The call was for a drunk. We were updated that he was seizing, but he wasn’t when we got there. His wife said he’d been drinking vodka for a week and she wanted him to go to detox. I put in an IV lock, checked his ETCO2 which was 35 and his sugar which was 120. His pupils were also equal and only slightly sluggish. He had grabbed my hand when I was putting the IV in, but when we tried to pick him up and put him in the stair chair, he played dead. Carrying him out of the house, I had the foot of the stair chair and backed out of the front door onto the broad top step. Then I stepped down to the second step with my right foot, but there was no second step where I set the foot, which went all the way down four steps to the ground, while my left leg went into a position where my knee was much higher than my thigh. I managed to hold onto to the stair chair without toppling the patient. It was one of those houses where the first three steps are not nearly as wide as the top landing. This is the second time I have done this — not see the narrower steps and am very lucky both times I have kept my balance and not hurt myself, other than some soreness in my left knee. (I did have a spotter, who must not have seen me stepping off).
In the ambulance, I felt the patient brush against my knee with his hand and then start shaking, doing his best gran mal seizure imitation. I glanced at the capnography.
Breathing just fine, which is impossible when you are having a gran mal seizure.
Knock it off! I said.
He stopped. He tried the same act two more times, each time brushing my knee to catch my attention while I wrote my paperwork. I just shook my head.
“What were you drinking?” I asked. I already knew the answer, but I wanted him to talk to me. He had refused to respond to my question about allergies or what meds he was on.
“I heard you were drinking wine coolers,” I said.
He opened his eyes then and looked at me. “No, no, no,” he said. “Vodka!” He said it rather proudly.
“Okay,” I said. “Are you allergic to any medicine?”
He wouldn’t answer. He closed his eyes again, and started his jerking.
I was tempted(my knee throbbing) to put the ECG electrodes on his temples and say listen, “you can’t fool this machine, you can’t fake brain seizure activity, so you just knock it off or I’m going to electrocute your head.”
Instead I ignored him and he stopped. Then he tried holding his breath and he discovered that would make the apnea alarm go off, so he would hold his breath until the alarm went off, then he’d let his breath out a little. I’d hit the alarm button off. We played this little cat and mouse for a while till I finally just shut off the monitor.

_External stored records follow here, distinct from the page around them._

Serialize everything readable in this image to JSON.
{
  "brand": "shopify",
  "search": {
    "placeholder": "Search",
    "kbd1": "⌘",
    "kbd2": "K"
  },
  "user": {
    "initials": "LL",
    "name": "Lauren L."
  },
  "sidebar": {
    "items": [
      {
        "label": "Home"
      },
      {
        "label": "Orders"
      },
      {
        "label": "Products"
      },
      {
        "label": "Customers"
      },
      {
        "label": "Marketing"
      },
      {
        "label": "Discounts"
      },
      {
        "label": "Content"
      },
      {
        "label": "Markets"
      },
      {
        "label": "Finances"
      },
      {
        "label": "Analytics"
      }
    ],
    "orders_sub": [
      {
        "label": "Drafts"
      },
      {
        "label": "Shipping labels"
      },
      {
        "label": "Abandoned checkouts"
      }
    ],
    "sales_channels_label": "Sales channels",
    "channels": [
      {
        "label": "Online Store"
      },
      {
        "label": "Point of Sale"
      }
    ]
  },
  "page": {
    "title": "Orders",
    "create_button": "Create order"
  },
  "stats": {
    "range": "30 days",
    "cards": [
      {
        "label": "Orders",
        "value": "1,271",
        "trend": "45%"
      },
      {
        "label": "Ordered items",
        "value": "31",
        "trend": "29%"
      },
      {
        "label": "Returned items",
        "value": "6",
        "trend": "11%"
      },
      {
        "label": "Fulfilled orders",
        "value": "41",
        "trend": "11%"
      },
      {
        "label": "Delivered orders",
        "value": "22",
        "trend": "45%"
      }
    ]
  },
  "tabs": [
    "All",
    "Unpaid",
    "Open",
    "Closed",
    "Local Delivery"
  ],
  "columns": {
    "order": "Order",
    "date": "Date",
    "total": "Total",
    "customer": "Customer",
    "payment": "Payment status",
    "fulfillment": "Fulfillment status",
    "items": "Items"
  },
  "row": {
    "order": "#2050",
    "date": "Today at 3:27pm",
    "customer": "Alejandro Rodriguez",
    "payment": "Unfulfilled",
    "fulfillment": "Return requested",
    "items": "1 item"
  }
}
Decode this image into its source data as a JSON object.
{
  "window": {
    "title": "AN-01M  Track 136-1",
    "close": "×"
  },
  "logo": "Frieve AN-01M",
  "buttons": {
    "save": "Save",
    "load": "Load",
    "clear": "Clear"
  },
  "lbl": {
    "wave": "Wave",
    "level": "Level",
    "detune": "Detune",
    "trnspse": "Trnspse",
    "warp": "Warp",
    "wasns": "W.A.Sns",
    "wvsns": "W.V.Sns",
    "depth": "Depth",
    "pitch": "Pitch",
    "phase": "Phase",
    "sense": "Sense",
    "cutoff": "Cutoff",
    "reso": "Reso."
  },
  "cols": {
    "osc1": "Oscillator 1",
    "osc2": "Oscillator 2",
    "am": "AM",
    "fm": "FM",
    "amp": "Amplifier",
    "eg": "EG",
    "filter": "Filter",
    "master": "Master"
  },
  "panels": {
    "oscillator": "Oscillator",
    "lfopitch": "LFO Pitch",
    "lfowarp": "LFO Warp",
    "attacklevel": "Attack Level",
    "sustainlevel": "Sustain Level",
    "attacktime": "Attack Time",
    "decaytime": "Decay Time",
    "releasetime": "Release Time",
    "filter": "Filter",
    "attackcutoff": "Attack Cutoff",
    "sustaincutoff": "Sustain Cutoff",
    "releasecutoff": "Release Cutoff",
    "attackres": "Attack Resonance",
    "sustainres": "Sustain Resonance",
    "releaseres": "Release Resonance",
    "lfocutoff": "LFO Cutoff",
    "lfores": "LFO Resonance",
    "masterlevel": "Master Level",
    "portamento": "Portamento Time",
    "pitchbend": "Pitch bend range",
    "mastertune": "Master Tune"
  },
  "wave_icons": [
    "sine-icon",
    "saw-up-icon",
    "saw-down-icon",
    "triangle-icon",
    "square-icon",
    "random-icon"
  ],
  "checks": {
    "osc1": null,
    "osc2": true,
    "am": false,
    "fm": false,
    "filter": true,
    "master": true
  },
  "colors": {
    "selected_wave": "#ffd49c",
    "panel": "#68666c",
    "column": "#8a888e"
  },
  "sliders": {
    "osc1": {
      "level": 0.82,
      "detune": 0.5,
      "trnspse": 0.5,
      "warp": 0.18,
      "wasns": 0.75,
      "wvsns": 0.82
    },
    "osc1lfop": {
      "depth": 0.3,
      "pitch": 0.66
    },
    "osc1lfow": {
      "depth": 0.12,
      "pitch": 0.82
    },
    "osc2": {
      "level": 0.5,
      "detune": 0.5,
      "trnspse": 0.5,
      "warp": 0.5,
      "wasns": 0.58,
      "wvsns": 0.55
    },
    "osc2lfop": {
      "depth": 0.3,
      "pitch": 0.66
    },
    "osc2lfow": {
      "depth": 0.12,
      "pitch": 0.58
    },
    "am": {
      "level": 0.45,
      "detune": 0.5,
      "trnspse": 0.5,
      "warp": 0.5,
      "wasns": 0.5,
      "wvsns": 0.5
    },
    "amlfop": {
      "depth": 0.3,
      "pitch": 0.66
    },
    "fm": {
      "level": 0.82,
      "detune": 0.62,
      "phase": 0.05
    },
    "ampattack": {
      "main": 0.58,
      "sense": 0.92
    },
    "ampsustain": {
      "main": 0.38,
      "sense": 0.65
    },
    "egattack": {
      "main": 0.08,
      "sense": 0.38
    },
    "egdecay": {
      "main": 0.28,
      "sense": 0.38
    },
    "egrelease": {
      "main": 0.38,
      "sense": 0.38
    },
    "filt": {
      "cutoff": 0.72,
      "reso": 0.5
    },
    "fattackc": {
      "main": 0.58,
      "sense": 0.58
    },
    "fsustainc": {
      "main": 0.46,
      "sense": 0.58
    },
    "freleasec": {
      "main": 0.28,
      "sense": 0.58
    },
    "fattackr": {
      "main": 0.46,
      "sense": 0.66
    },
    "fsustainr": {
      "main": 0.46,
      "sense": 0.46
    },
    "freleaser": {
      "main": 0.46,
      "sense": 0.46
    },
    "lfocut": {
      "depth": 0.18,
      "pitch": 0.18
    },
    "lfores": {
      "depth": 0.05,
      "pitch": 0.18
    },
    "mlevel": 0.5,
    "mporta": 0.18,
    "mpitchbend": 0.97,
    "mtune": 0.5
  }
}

I saw him glancing at the machine. He couldn’t figure out why he couldn’t make the alarm go off.
“I turned it off,” I said.
He brushed my knee with his hand again and started shaking, but this time he looked at me and said, “Give me medicine.”
At the hospital, he wouldn’t talk to the triage nurse, but when we went into the psych ward, he got off the stretcher and asked the nurse if he could have a cigarette. She said no and then gave him a hospital gown to change into. He walked into the bathroom, and came out changed while I sat there finishing my paperwork.